Some of the most interesting comics in the anthology serve to educate readers about various aspects of the queer experience. These include histories, cultural and national disparities in treatments of queer people, and procedures like embryo adoption and securing birth control as an asexual person. One historical highlight is The Life of Gad Beck, written by Dorian Alexander, which details gay Jewish Beck’s resistance under Nazi Germany. Levi Hastings’ gorgeous illustrations are rendered in black, white, and pale blue, with thick outlines (there is no art tool information in the book, but it looks like Hastings used oil pastels). Another particularly informative contribution is Sam Wallman’s A Covert Gaze at Conservative Gays, an illuminating piece about historical and contemporary right-wing activism among queer people. At first glance, Wallman’s panelless comic closely resembles a infographic by a Mad Magazine artist; Al Jaffee comes to mind. But this black, white, and pink comic strikes a perfect balance between discussing “gay supervillains” like Milo Yiannopolous and more sympathetic conservatives like gun advocates in the wake of the Pulse Nightclub shooting. Kazimir Lee’s What’s It Like to Raise Kids in Malaysia When You’re LGBT? is another interesting piece which details political perspectives and individual experiences of queer people in Malaysia. The standout art is reminiscent of a mid-20th century picture book; the full-color illustrations are predominantly in earthy reds, pinks, yellows, and browns, and there are minimal outlines in the characters’ block-like head and body shapes.

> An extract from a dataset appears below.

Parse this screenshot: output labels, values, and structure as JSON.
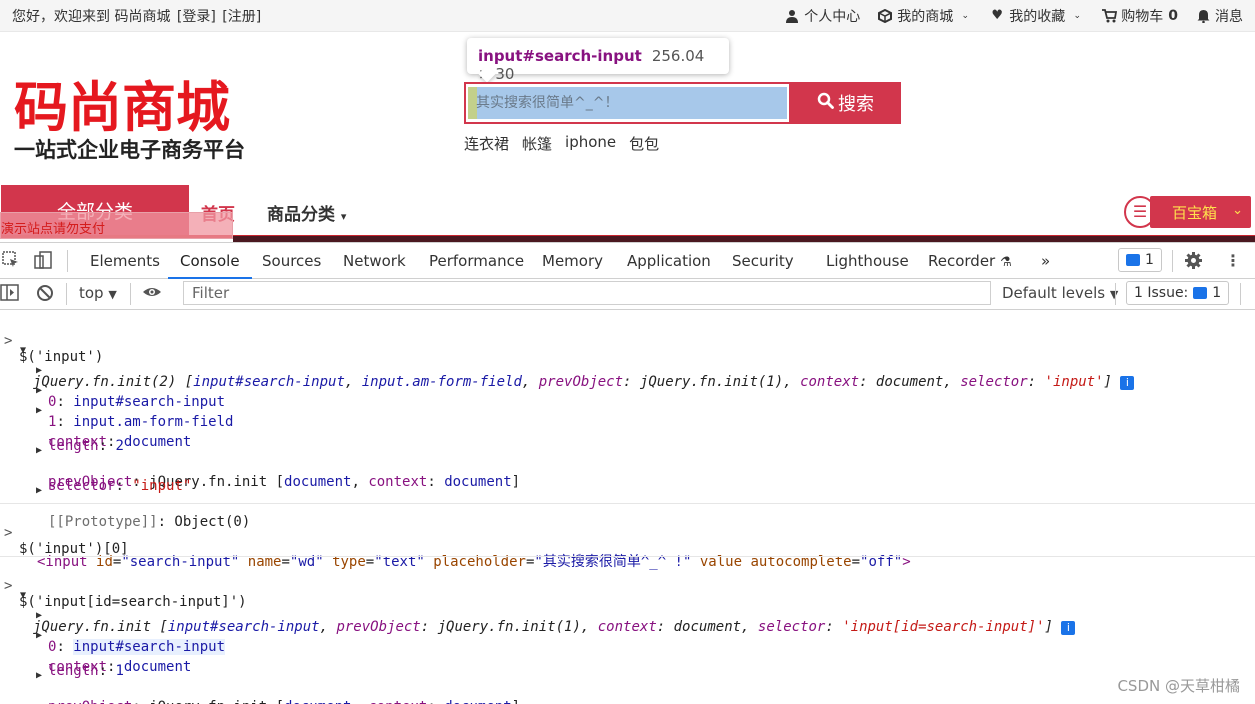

The anthology balances its drier informational pieces with funny one-page strips and relatable memoirs. A memoir highlight is Dancing with Pride by Maia Kobabe (Gender Queer) and is about eir experience in a folk dancing class where dancers are assigned different roles based on their perceived genders. The simple illustrations appear to be in pencil and watercolor, and feature a page where the dancers are lined up in order so their shirts make a rainbow, a very subtle and sweet nod to queerness in non-queer spaces. Another moving piece is written by Sarah Mirk and details activist Pidgeon Pagonis’s experience as an intersex child. The piece, Gender Isn’t Binary and Neither Is Anatomy, is illustrated by Archie Bongiovanni (A Quick & Easy Guide to Pronouns, Grease Bats). A couple laugh-out-loud funny highlights include Joey Alison Sayers’s The Final Reveal, in which the extremes of gender reveal parties are spoofed, and Shelby Criswell’s Astrological Signs as Classic Queer Haircuts.

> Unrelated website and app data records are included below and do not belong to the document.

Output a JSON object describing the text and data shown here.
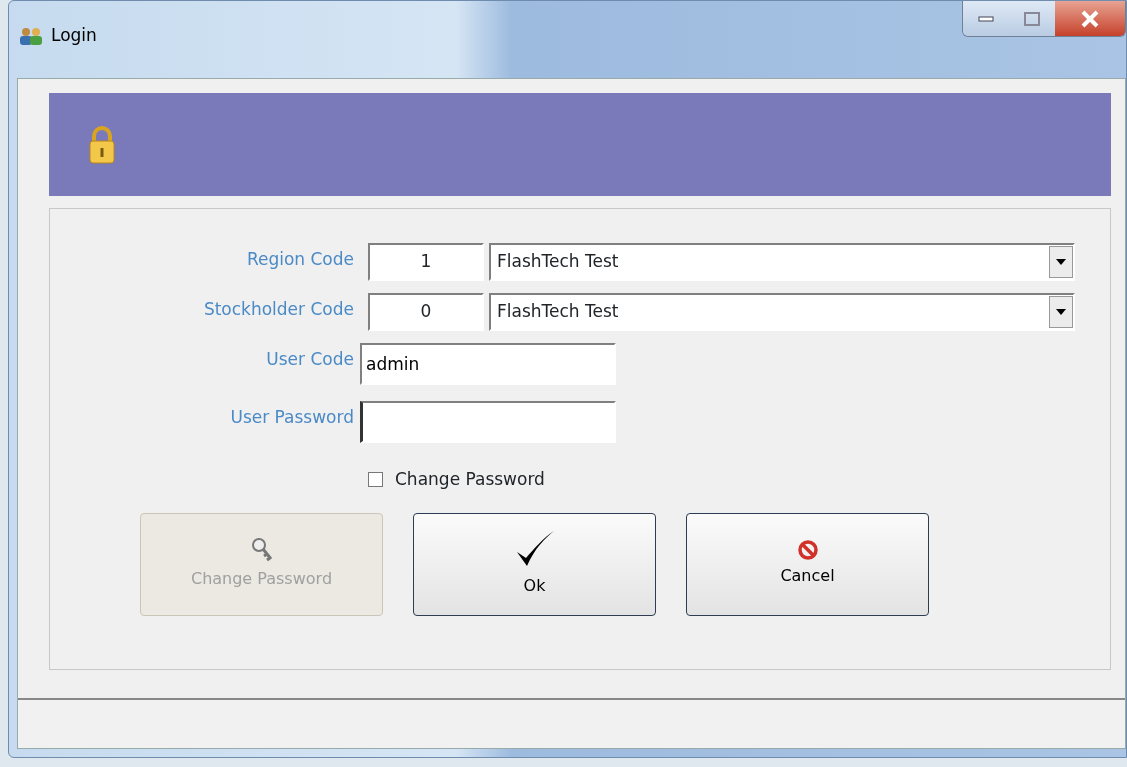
{
  "window": {
    "title": "Login"
  },
  "fields": [
    {
      "kind": "combo",
      "label": "Region Code",
      "code": "1",
      "value": "FlashTech Test"
    },
    {
      "kind": "combo",
      "label": "Stockholder Code",
      "code": "0",
      "value": "FlashTech Test"
    },
    {
      "kind": "text",
      "label": "User Code",
      "value": "admin"
    },
    {
      "kind": "password",
      "label": "User Password",
      "focused": true
    }
  ],
  "checkbox": {
    "label": "Change Password",
    "checked": false
  },
  "buttons": [
    {
      "kind": "key",
      "label": "Change Password",
      "disabled": true
    },
    {
      "kind": "check",
      "label": "Ok",
      "disabled": false
    },
    {
      "kind": "stop",
      "label": "Cancel",
      "disabled": false
    }
  ]
}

As is always the case when I read comic anthologies, there were pieces that didn’t resonate as well with me as those I’ve named above. Rather than specify them, I will argue that it is because this book features something for every reader. If a piece didn’t resonate with me, it is sure to resonate with someone else. The queer representation is so varied, with gay, lesbian, bisexual, trans, nonbinary, intersex, and ace representation, and with countless intersectional queer identities, that I am confident every queer reader will find something to relate to in this book. Due to its array of art styles and queer representations, I would particularly recommend Be Gay, Do Comics for fans of Iron Circus’s anthologies, like FTL, Y’all, Smut Peddler, and The Sleep of Reason.
Be Gay, Do Comics Edited by Matt Bors ISBN: 9781684057771 IDW, 2020
Title Details and Representation NFNT Age Recommendation: Adult (18+), Older Teen (16-18) Character Traits: Asexual, Bisexual, Gay, Lesbian, Queer Gender Nonconforming, Genderqueer, Intersex, Nonbinary, Trans Creator Highlights: Black, Filipino-American, Puerto Rican Asexual, Bisexual, Gay, Lesbian, Queer Gender Nonconforming, Genderqueer, Nonbinary, Trans